We spent the next few weeks clearing ammunition from bunkers, destroying abandoned equipment and weapons until we were tasked to return to Iraq and screen for the Shi’ites escaping the wrath of Hussein. That’s when we went to Baghdad. Busloads of Shi’ites streamed through our hastily erected line of demarcation. We tended to the wounded and shared our food with the refugees.
In the distance we could hear the remnants of Hussein’s Republican guards having their way with the unarmed civilians. Some in our battalion set up a refugee camp tent village for the Shi’ites. Anyone who didn’t think that we’d be back to finish Hussein from our perspective was seriously deluded.
No fewer than three times in the next ten years, Hussein sent his troops to the Kuwait border again, and each time the US deployed thousands of troops to the pre-positioned equipment in Kuwait and prepared to be a speed-bump for the next annexation of the Nineteenth Provence. While our air forces patrolled the skies over the “no-fly zone”, they daily ducked and dodged the surface-to-air missiles.
Even if you disregard the weapons of mass destruction, which we all knew existed at some point before the invasion of Hussein’s Iraq, Saddam Hussein was not a stabilizing force in the region. He was paying the families of suicide bombers in Israel in order to continue the practice. There were al Qaeda training areas in Iraq, whether they operated with the permission of Hussein or not is not relevant, they existed and would continue to exist and train our enemies had we not shut down the dictator’s government.
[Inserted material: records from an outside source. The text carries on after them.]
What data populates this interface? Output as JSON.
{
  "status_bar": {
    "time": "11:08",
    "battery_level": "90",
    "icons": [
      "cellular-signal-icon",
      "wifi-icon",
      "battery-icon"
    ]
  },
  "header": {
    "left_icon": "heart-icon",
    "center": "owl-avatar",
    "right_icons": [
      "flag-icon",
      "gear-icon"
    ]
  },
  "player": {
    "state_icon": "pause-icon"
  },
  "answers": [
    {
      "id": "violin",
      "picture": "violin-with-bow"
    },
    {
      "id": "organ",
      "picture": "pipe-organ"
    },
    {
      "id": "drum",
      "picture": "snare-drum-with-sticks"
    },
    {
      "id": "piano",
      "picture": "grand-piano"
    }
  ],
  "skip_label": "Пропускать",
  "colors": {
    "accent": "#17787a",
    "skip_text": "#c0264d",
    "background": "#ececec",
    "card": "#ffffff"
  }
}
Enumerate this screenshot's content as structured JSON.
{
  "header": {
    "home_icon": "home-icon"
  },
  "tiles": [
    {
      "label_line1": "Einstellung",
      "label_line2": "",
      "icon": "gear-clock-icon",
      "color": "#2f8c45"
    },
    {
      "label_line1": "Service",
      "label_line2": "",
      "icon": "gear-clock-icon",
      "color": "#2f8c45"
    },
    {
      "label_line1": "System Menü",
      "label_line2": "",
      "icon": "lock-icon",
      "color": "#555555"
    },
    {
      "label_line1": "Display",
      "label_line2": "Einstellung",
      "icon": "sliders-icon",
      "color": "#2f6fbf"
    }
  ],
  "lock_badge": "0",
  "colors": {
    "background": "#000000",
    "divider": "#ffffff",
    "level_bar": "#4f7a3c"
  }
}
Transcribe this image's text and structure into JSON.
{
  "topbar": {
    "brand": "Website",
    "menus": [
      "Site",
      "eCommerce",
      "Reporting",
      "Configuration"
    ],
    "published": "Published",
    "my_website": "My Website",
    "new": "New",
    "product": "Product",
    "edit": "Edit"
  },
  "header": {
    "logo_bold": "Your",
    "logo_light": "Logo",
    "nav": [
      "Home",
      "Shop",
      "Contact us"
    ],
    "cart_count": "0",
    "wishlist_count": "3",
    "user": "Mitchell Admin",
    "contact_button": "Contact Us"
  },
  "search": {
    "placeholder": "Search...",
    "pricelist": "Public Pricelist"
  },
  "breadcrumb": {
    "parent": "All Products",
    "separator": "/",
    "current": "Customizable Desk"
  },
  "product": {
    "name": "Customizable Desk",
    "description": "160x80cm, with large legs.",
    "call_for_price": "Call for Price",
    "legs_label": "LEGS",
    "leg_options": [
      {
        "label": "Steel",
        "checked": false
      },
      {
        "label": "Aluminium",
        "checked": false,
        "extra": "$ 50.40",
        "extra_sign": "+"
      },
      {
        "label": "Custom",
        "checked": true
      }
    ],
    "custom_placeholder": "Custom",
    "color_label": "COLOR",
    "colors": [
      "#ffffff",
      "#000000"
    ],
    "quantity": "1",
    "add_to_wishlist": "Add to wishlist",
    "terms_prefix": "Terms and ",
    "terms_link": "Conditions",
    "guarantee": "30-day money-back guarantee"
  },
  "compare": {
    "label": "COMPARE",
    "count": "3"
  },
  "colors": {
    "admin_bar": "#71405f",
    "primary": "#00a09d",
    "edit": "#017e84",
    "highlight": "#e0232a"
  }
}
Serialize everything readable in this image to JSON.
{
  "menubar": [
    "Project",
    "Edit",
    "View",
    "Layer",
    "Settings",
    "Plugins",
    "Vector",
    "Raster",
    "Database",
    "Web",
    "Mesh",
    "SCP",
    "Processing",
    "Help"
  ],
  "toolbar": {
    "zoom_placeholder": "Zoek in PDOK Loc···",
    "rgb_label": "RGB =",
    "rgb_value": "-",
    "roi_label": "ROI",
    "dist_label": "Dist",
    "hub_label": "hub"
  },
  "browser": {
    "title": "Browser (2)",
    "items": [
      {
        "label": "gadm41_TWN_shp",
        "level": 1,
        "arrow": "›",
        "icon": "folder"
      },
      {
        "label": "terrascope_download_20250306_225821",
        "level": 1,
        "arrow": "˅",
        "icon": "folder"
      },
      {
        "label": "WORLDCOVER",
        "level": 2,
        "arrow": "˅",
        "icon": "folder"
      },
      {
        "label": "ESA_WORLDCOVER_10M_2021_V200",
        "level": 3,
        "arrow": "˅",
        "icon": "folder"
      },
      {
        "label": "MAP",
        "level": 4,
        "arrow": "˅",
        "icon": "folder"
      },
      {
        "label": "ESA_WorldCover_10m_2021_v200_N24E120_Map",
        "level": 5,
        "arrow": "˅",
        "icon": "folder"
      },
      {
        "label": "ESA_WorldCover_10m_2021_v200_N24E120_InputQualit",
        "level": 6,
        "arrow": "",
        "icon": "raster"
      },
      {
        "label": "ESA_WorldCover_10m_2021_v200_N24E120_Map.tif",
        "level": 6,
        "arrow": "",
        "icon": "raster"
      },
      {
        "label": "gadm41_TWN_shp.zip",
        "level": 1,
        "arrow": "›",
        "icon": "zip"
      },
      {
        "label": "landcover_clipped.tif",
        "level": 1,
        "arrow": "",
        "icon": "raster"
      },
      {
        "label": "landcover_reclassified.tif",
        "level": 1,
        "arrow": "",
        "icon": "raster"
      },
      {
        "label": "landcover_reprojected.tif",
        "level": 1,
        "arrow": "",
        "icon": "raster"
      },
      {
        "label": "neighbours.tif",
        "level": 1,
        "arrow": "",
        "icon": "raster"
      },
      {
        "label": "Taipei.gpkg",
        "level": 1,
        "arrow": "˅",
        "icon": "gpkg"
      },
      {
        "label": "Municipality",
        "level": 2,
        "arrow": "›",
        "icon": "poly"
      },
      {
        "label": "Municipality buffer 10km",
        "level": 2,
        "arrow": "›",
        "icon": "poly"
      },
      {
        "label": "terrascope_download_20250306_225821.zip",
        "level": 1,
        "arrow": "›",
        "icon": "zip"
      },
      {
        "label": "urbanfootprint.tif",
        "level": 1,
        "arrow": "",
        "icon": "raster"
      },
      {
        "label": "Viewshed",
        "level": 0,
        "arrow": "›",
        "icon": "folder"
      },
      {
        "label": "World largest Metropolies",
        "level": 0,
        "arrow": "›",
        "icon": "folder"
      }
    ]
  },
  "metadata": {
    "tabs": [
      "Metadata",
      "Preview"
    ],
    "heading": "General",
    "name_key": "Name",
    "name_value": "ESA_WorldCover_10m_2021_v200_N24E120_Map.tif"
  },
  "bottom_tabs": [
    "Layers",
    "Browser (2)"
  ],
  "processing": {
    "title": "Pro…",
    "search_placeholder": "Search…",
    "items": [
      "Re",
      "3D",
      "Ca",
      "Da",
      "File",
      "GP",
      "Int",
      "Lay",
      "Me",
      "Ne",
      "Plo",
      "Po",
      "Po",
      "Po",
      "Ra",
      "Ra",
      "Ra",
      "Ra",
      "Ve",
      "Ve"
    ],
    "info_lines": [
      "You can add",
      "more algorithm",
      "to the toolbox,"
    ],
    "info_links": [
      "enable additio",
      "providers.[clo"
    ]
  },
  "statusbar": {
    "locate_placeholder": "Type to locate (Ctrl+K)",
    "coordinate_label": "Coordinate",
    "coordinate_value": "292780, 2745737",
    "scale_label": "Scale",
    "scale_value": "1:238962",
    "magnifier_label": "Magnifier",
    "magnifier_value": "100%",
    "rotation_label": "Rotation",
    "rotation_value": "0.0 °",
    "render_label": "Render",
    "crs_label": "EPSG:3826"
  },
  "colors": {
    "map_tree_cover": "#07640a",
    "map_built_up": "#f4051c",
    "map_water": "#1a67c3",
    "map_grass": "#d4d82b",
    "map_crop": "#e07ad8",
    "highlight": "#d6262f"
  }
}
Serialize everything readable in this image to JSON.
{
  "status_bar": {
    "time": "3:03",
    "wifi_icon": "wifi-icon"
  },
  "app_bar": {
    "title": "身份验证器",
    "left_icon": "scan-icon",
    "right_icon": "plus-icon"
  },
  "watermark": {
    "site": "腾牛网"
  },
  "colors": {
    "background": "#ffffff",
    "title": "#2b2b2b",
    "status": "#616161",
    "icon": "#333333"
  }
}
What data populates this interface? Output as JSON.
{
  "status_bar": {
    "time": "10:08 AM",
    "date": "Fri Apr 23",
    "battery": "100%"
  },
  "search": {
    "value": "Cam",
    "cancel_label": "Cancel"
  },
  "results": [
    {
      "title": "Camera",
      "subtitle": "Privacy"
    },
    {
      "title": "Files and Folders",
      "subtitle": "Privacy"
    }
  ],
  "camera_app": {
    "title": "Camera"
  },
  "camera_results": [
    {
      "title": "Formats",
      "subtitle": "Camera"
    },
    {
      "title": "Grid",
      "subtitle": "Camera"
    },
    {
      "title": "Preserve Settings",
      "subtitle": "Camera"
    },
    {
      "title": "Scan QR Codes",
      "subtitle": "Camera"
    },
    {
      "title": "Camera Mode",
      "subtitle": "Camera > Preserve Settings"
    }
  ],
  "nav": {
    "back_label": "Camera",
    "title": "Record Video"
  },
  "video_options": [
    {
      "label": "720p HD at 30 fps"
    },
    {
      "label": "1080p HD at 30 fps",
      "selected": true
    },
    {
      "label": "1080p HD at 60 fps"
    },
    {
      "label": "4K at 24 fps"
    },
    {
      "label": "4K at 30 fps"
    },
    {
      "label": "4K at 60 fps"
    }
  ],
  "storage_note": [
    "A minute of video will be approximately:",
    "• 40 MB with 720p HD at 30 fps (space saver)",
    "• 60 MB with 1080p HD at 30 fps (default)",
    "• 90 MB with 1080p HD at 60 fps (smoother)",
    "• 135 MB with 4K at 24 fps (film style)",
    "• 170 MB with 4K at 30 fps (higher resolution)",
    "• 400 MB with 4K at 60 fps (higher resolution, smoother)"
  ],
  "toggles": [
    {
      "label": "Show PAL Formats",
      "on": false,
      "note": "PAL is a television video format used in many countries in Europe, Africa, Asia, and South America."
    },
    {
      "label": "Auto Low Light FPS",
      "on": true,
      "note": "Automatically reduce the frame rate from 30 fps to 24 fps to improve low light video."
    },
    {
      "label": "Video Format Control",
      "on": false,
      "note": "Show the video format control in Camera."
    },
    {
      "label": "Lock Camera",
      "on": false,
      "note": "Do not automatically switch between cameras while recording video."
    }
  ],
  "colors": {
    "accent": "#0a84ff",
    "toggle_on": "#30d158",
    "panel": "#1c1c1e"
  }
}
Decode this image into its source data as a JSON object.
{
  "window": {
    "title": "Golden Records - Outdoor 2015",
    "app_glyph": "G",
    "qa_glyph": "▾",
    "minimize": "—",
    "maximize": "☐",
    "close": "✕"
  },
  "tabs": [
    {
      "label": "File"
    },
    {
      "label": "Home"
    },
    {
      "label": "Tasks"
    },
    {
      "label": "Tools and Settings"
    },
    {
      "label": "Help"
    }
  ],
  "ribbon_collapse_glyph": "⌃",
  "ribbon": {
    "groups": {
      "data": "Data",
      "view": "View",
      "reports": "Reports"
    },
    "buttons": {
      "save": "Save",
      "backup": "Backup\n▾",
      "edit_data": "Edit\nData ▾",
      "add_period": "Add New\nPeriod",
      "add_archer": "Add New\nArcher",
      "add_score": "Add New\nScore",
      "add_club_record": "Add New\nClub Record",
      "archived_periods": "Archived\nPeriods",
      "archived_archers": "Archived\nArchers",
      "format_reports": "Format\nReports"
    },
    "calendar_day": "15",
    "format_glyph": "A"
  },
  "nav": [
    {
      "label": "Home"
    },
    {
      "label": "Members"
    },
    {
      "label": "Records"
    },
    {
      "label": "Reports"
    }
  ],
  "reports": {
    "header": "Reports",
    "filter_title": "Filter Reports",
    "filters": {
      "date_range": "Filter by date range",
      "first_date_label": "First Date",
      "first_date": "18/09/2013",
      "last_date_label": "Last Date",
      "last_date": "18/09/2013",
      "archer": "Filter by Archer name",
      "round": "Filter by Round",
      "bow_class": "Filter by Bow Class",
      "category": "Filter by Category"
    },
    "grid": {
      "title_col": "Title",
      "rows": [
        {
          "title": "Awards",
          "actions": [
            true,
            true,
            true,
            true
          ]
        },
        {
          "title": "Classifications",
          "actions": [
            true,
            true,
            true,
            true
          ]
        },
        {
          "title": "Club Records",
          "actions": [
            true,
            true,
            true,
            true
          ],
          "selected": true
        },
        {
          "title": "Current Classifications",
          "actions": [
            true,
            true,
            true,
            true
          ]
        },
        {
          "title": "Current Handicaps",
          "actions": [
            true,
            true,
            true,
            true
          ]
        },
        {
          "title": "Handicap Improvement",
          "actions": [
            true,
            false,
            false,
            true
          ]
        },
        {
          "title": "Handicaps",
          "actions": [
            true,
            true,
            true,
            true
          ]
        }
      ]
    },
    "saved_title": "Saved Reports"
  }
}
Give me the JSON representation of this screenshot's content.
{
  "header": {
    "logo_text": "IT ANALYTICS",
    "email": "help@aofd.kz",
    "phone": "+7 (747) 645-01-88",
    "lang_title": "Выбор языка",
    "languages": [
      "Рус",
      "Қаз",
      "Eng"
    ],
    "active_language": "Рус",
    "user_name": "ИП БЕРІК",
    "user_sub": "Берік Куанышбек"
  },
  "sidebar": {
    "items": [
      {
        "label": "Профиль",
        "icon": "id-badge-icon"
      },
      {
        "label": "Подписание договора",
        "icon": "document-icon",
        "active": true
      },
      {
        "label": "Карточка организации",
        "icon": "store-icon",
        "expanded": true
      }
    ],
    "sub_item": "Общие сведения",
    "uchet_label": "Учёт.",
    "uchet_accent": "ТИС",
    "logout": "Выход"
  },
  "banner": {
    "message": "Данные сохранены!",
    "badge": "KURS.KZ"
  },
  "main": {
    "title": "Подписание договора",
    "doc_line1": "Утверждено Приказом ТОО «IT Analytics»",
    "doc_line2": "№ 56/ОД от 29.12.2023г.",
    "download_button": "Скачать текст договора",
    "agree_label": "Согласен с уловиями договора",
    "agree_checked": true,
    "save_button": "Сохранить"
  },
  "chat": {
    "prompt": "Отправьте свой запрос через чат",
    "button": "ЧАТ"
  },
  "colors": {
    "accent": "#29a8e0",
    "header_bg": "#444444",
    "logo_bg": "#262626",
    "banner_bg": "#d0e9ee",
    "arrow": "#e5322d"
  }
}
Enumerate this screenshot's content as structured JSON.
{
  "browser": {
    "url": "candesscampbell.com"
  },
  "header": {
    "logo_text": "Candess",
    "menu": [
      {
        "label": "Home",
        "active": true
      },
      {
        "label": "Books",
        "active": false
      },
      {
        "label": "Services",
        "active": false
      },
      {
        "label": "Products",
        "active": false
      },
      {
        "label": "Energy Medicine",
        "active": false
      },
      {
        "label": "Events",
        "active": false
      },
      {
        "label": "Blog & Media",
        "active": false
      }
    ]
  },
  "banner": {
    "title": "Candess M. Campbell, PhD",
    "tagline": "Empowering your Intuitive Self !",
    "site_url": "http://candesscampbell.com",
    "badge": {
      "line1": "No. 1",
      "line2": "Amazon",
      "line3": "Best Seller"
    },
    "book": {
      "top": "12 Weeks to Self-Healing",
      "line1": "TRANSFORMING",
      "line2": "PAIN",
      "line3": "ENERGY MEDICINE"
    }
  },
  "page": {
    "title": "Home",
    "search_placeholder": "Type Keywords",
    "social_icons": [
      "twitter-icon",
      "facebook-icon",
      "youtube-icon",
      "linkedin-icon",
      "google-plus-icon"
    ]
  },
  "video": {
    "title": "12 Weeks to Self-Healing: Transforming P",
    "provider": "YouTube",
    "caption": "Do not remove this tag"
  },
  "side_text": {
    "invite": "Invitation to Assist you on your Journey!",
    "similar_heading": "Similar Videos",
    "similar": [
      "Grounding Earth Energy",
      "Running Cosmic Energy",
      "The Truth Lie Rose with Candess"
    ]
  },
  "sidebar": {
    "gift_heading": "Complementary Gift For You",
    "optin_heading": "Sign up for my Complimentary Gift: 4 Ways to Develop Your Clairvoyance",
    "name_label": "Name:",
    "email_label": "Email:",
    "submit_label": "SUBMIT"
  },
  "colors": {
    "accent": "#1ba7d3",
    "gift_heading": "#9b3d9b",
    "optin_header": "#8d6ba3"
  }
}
You can argue for weeks about whether the war was fought as well as it could be fought or not, but whether it was a war we should have fought should not be in dispute. I’ll grant you that my generation should have been the force that toppled Saddam Hussein – we were the largest army in Iraq on Easter Day in 1991 and poised on the outskirts of the capital and it should have been accomplished then rather than ten years later, but there is no doubt in my mind that the war should have been fought regardless of when it was fought. My only regret was that it was my son’s generation which shouldered the task.